Citigroup avoid US charges over mortgage bonds
US authorities have decided not to pursue criminal charges against any Citigroup Inc executives or employees involved in packaging and selling mortgage-backed securities at the heart of the 2008 financial crisis, a government report shows. The decision, which followed Citigroup's $7-billion settlement in 2014 resolving federal and state civil claims related to mortgage bonds, was described in a November report obtained by Reuters in response to a Freedom of Information Act request.
Its release marked the first public acknowledgement by U.S. authorities that executives at a major bank linked to the financial crisis would face no criminal charges for their involvement in selling billions of dollars of toxic mortgage bonds.
The report, by the Federal Housing Finance Agency's Office of Inspector General, one of the agencies in the Citigroup probe, said following the settlement, prosecutors reviewed the evidence to see if any individuals could be charged and determined "there was not enough compelling evidence." The investigation focused on the bank's practices related to its sale and issuance of mortgage bonds from 2006 to 2007.
The two-page report, which summarized the investigation and called the probe closed, does not name any individuals that were investigated, nor does it elaborate on why individuals could not be suc- cessfully prosecuted.
Patrick Rodenbush, a U.S. Justice Department spokesman, in a statement noted the department in September announced a new policy that "emphasizes the priority in any corporate case of holding individual wrongdoers accountable."
He declined to say, though, if individuals at any other banks investigated for practices related to mortgage-backed securities remained under investigation. The status of any such probe is unknown.
A Citigroup spokeswoman, Danielle Romero-Apsilos, declined comment on Friday and a spokeswoman for the FHFA Office of Inspector General did not respond to a request for comment.
The review of the evidence in the Citigroup case for potential cases against individuals was conducted with the U.S. Attorney's Office in Colorado, one of two U.S. attorney's offices involved in the investigation.
According to the report, the review came at the request of the Justice Department, which asked that all mortgage-backed securities settlements reached with the government be reviewed to determine if individuals could be held personally responsible.
Those settlements have included a $13 billion accord with JPMorgan Chase & Co (JPM.N) in 2013; a $16.65 billion deal with Bank of America Corp (BAC.N) in 2014. Most recently, federal and state officials announced $3.2 billion in settlements with Morgan Stanley ( MS.N) on Feb. 25, which when combined with a series of related resolutions resulted in $5 billion in settlements with government agencies. Goldman Sachs Group Inc (GS.N) in January announced it had reached an agreement in principle to pay over $5 billion to resolve federal and state claims. The Justice Department has faced years of criticism for failing to prosecute banking executives over conduct leading up to the financial crisis, even while it secured billions of dollars in settlements with big banks.

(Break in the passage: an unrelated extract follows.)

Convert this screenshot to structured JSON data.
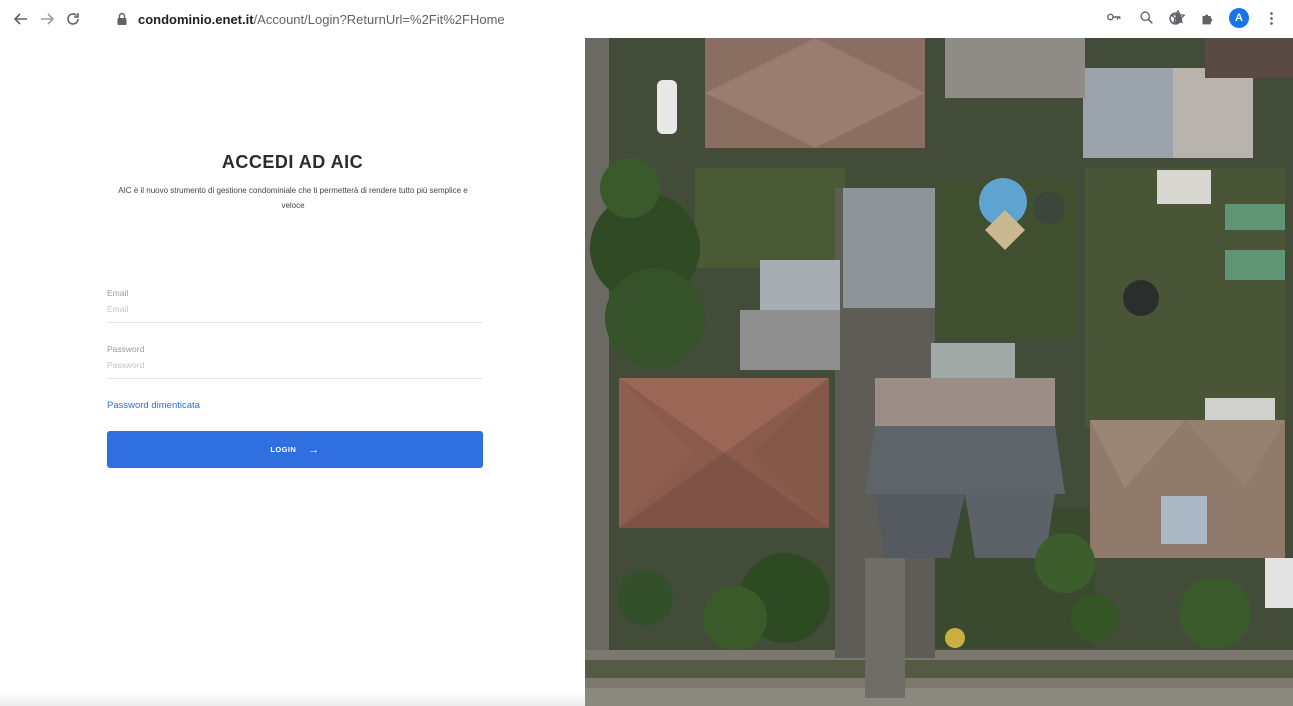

The government cases came out of a task force formed by President Barack Obama in 2012 to probe misconduct that contributed to the financial crisis.
Obama said he was creating the group to "hold accountable those who broke the law" and "help turn the page on an era of recklessness."

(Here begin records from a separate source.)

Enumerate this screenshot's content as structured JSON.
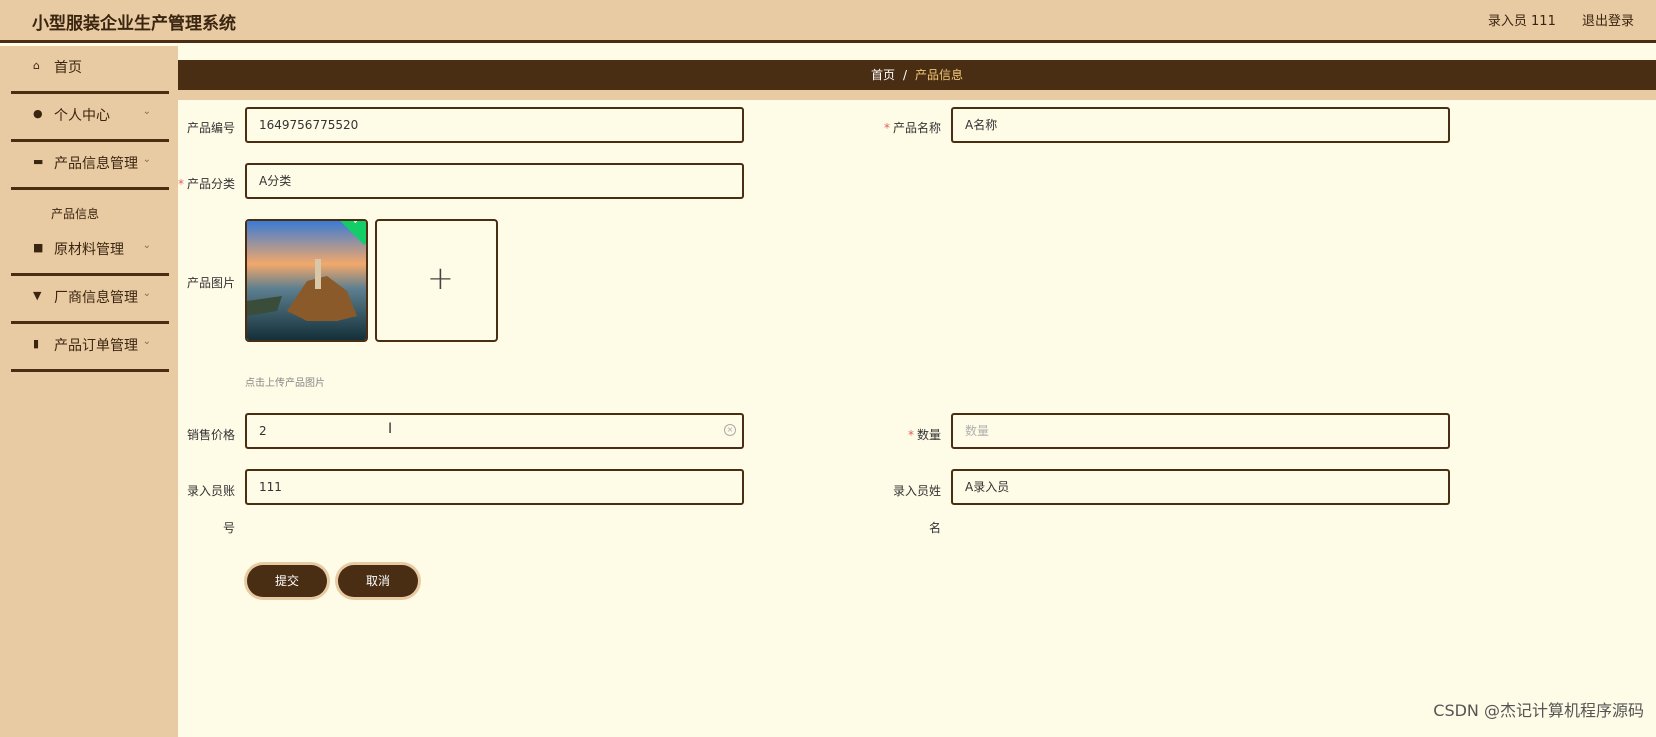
{
  "app": {
    "title": "小型服装企业生产管理系统"
  },
  "header": {
    "user": "录入员 111",
    "logout": "退出登录"
  },
  "sidebar": {
    "items": [
      {
        "label": "首页",
        "icon": "home-icon",
        "chevron": ""
      },
      {
        "label": "个人中心",
        "icon": "user-icon",
        "chevron": "⌄"
      },
      {
        "label": "产品信息管理",
        "icon": "monitor-icon",
        "chevron": "⌄"
      },
      {
        "label": "原材料管理",
        "icon": "briefcase-icon",
        "chevron": "⌄"
      },
      {
        "label": "厂商信息管理",
        "icon": "shop-icon",
        "chevron": "⌄"
      },
      {
        "label": "产品订单管理",
        "icon": "bar-chart-icon",
        "chevron": "⌄"
      }
    ],
    "submenu": "产品信息"
  },
  "breadcrumb": {
    "home": "首页",
    "sep": "/",
    "current": "产品信息"
  },
  "form": {
    "code_label": "产品编号",
    "code_value": "1649756775520",
    "name_label": "产品名称",
    "name_value": "A名称",
    "category_label": "产品分类",
    "category_value": "A分类",
    "image_label": "产品图片",
    "image_hint": "点击上传产品图片",
    "price_label": "销售价格",
    "price_value": "2",
    "qty_label": "数量",
    "qty_placeholder": "数量",
    "account_label_1": "录入员账",
    "account_label_2": "号",
    "account_value": "111",
    "clerk_name_label_1": "录入员姓",
    "clerk_name_label_2": "名",
    "clerk_name_value": "A录入员",
    "required_mark": "*",
    "submit": "提交",
    "cancel": "取消"
  },
  "watermark": "CSDN @杰记计算机程序源码"
}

In February 2015, then-Attorney General Eric Holder said he had given federal prosecutors a 90-day deadline to try to develop cases against individuals related to mortgage bonds and report back if they could be successful.
Despite that push, no such cases have emerged to date. In the case of Citigroup, the $7-billion settlement explicitly did not release individuals at the bank from criminal or civil charges or the bank itself from potential criminal prosecution.

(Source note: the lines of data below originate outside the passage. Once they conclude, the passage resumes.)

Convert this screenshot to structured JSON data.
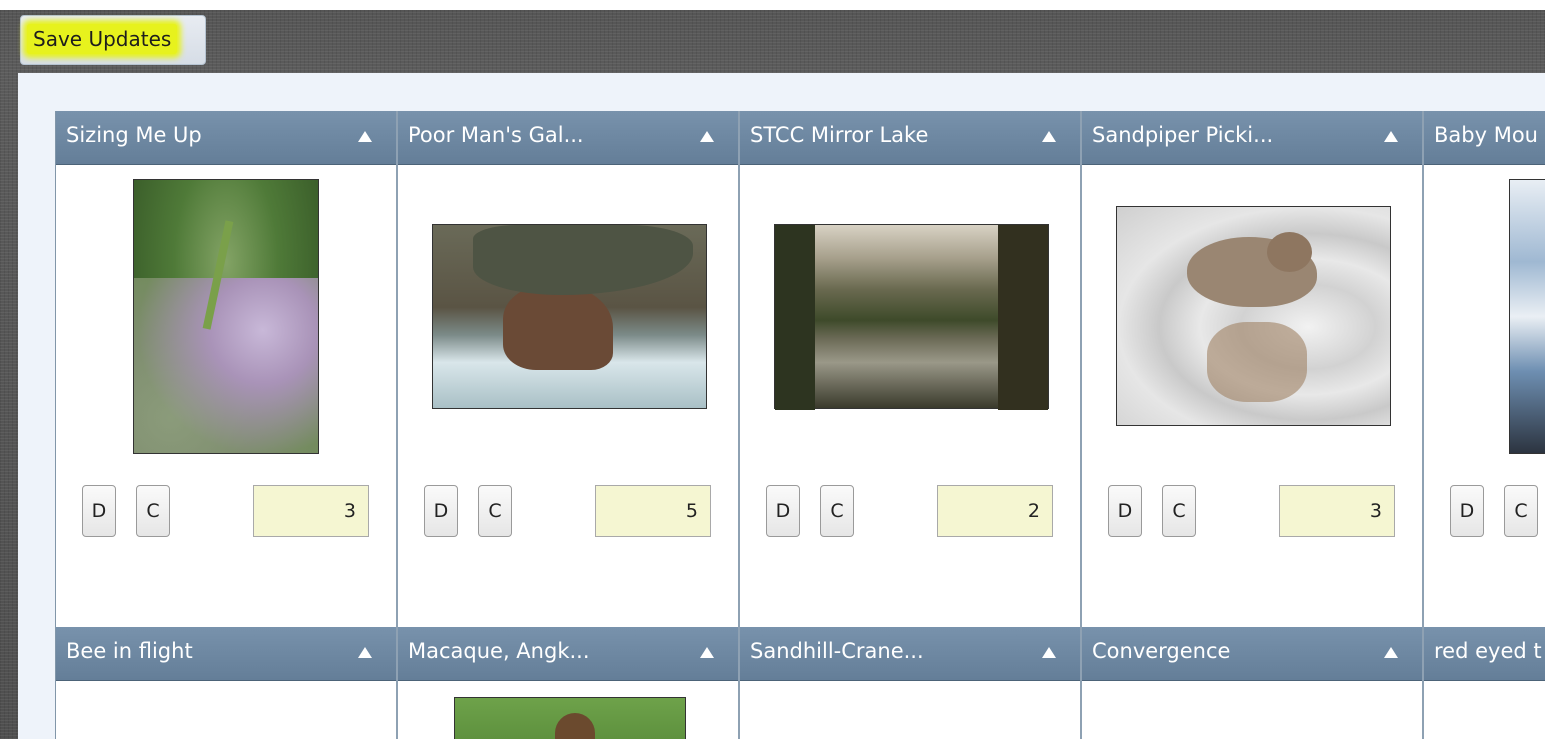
{
  "toolbar": {
    "save_label": "Save Updates"
  },
  "cards_row1": [
    {
      "title": "Sizing Me Up",
      "vote": "3",
      "delete_label": "D",
      "comment_label": "C"
    },
    {
      "title": "Poor Man's Gal...",
      "vote": "5",
      "delete_label": "D",
      "comment_label": "C"
    },
    {
      "title": "STCC Mirror Lake",
      "vote": "2",
      "delete_label": "D",
      "comment_label": "C"
    },
    {
      "title": "Sandpiper Picki...",
      "vote": "3",
      "delete_label": "D",
      "comment_label": "C"
    },
    {
      "title": "Baby Mou",
      "delete_label": "D",
      "comment_label": "C"
    }
  ],
  "cards_row2": [
    {
      "title": "Bee in flight"
    },
    {
      "title": "Macaque, Angk..."
    },
    {
      "title": "Sandhill-Crane..."
    },
    {
      "title": "Convergence"
    },
    {
      "title": "red eyed t"
    }
  ],
  "icons": {
    "sort": "sort-up-triangle-icon"
  },
  "colors": {
    "header": "#6d87a1",
    "highlight": "#e7f21d",
    "vote_bg": "#f5f6d2"
  }
}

During the probe, authorities gathered 25 million documents related to mortgage securities, obtained internal bank emails and documents, and interviewed current and former employees and executives, the inspector general report said.